In 2011, Conde Nast ran a contest where the general public submitted travel tips and the winner received a $15,000 vacation. Although I did not win—I should have, right?—my entry was selected for publication by Wendy Perrin.
Here is the text from the published article followed by a screen shot of the article heading.
Save on International Airfares with Split Tickets
Next time you’re tearing your hair out trying to find an affordable airfare to the exotic, far-flung locale of your dreams, heed today’s featured reader tip, entered in our Best Travel Tip Contest by Charles McCool of McCool Travel. When you punch your home airport code and destination airport code into the computer and the price that pops up is insane, instead try combining two separate round-trips on two separate airlines—the first from your home to a big international gateway, the second from that gateway to your final destination. This is called a “split ticket.” Charles’ tip:
As Charles points out, you can grab a few nights in the gateway city, thus creating two trips out of one. Should you decide to combine two roundtrips without a stay in the interim city, it’s crucial to build more time than usual into your layover between flights: First, you’ll need to pick up your luggage from Airline No. 1 at the connection point and check it in to Airline No. 2. Second, if your first flight is delayed, Airline No. 1 will not be responsible for getting you to your final destination, as it would be if you were buying a connecting itinerary through it.
Here is more information on using split ticketing to save on international airfares, from one of my published articles:
Many people are currently planning summer trips and I want to reintroduce the split ticket strategy which can save you loads of money.
Recently, I have spoken to several people or read online about proposed itineraries with connecting flights.
I have received or seen requests for flights to Alaska, Istanbul, Berlin, Sydney, Charlottetown (Prince Edward Island), and more.
The departure airports differed in each case but there was no nonstop flight option.
Each itinerary involves mandatory connecting flights. That is, the routings are such that the passenger MUST connect in an interim airport. There are no nonstop or direct flights between the departure and arrival airports.
When I am forced to make a connection, I research how much it costs to buy two different flights. This is what I call split tickets.
Flights to Sydney, Australia from the US East coast make at least one connection. The lowest fare for many flights between Dulles (near DC) and Sydney in July cost about $2,200 and connect through Los Angeles. Flights between Los Angeles and Sydney during the same period are as low as $1,200.
Buying two separate round trips (Dulles-Los Angeles AND Los Angeles-Sydney) makes financial sense if the Dulles to Los Angeles flight is under $1,000. Current fares are $376. By buying separate round trip tickets for this routing, you save more than $600 (per passenger!). Now you can afford to stay another night in Australia!
Three Advantages of Split Tickets
As the ad guys say, “but wait, there’s more!”
First, split tickets can save you money. One example is above.
Second, you can pick your favorite airlines. For example, instead of choosing between only American, United, and Delta between the East coast and Hawaii, you can fly JetBlue or Virgin and Hawaiian Airlines.

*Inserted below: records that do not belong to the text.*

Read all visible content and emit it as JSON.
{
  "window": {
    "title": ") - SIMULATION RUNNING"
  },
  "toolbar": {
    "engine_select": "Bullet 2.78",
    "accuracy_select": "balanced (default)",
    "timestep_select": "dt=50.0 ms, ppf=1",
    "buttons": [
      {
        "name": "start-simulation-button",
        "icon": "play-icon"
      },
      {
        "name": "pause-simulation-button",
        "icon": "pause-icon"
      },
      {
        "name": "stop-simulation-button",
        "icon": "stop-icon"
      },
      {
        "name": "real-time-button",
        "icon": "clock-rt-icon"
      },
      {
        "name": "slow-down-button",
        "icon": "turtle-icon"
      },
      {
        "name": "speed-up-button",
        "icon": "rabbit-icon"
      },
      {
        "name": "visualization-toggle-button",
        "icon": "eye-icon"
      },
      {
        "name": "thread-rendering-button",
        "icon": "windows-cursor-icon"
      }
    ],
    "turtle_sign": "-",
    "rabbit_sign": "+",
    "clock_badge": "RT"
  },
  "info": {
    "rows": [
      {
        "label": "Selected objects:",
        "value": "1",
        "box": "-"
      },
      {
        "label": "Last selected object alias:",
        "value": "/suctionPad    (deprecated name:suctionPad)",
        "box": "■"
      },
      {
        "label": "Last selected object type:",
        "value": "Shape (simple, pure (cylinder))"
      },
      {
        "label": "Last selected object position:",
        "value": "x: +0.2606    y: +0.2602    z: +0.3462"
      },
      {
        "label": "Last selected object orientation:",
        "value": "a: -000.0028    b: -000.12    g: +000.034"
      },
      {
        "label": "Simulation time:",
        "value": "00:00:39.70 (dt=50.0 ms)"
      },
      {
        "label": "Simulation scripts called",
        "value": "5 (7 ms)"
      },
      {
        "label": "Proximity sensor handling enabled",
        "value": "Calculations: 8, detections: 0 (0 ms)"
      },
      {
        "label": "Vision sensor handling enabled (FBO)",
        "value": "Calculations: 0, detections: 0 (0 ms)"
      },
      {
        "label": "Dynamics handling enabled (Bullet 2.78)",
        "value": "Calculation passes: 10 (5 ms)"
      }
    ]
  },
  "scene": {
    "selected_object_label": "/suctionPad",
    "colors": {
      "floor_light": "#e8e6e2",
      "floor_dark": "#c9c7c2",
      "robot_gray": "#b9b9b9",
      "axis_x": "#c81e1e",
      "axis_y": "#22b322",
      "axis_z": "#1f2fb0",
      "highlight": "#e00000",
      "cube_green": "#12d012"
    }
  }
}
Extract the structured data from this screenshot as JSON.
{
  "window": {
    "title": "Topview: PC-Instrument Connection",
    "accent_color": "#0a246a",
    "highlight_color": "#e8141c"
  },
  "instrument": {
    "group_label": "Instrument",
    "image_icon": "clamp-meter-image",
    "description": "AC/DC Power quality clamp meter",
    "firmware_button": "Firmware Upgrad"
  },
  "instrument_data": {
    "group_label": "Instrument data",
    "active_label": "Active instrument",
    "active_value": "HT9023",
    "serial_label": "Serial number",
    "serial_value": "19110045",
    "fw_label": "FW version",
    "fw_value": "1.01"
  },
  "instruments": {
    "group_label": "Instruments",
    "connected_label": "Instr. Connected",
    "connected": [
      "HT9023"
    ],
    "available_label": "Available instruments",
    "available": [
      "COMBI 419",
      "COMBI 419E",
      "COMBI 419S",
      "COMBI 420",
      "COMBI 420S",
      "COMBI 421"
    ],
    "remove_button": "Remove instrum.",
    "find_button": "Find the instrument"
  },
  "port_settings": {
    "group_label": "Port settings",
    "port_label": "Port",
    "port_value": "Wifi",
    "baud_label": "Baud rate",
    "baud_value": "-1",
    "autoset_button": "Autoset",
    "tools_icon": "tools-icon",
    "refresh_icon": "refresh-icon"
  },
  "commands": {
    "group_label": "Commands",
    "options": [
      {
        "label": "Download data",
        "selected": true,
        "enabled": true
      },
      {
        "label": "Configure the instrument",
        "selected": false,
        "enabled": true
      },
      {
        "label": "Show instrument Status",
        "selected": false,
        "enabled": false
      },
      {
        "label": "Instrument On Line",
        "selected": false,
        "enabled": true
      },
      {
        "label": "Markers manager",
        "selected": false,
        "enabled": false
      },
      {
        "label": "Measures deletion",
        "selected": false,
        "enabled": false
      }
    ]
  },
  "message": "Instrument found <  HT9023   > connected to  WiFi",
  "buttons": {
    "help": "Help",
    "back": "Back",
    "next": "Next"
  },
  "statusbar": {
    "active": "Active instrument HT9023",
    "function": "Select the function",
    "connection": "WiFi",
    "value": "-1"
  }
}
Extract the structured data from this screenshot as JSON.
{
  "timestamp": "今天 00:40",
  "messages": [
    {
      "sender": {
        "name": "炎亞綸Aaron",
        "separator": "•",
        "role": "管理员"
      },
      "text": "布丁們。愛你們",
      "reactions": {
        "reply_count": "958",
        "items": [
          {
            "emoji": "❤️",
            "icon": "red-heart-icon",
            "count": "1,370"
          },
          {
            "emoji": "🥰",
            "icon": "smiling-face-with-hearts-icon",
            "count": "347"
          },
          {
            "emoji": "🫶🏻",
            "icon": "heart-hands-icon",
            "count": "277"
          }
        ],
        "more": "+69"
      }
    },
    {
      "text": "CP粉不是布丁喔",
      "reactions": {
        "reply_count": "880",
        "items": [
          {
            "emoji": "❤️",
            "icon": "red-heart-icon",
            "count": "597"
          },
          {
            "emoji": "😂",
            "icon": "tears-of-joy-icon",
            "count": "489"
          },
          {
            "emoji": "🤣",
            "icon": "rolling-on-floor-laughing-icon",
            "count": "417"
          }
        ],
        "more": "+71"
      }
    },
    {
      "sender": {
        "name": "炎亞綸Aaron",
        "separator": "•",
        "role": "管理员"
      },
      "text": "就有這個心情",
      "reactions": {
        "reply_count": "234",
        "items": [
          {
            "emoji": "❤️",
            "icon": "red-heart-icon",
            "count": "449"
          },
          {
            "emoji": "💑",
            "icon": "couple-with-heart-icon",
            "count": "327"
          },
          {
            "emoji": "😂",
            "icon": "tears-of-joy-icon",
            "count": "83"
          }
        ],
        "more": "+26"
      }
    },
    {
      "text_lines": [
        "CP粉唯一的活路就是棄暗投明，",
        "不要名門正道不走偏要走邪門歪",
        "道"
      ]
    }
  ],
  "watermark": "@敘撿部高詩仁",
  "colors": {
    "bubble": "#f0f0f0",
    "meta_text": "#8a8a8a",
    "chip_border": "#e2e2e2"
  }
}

Third, you can create stopovers. The above $2,200 fares between Dulles and Australia require passengers to travel straight through. When connecting in Los Angeles, you must take the next flight. If you wanted to stay for a couple of days, it is a different fare situation and much more expensive.
When buying two separate round trip tickets, you decide how long to stay in interim cities. In fact, I have created itineraries through two separate interim destinations. For instance, fly from East coast to San Francisco and stay a few days. Fly to Hawaii and stay a week. Return flight to Los Angeles (or San Diego or Las Vegas) and stay a few days. Return flight back to East coast.
Split tickets are not less expensive for every connecting routing. Every once in awhile, though, it makes perfect sense. After all, even the best baseball player does not hit a home run every time.
See also my article about split tickets.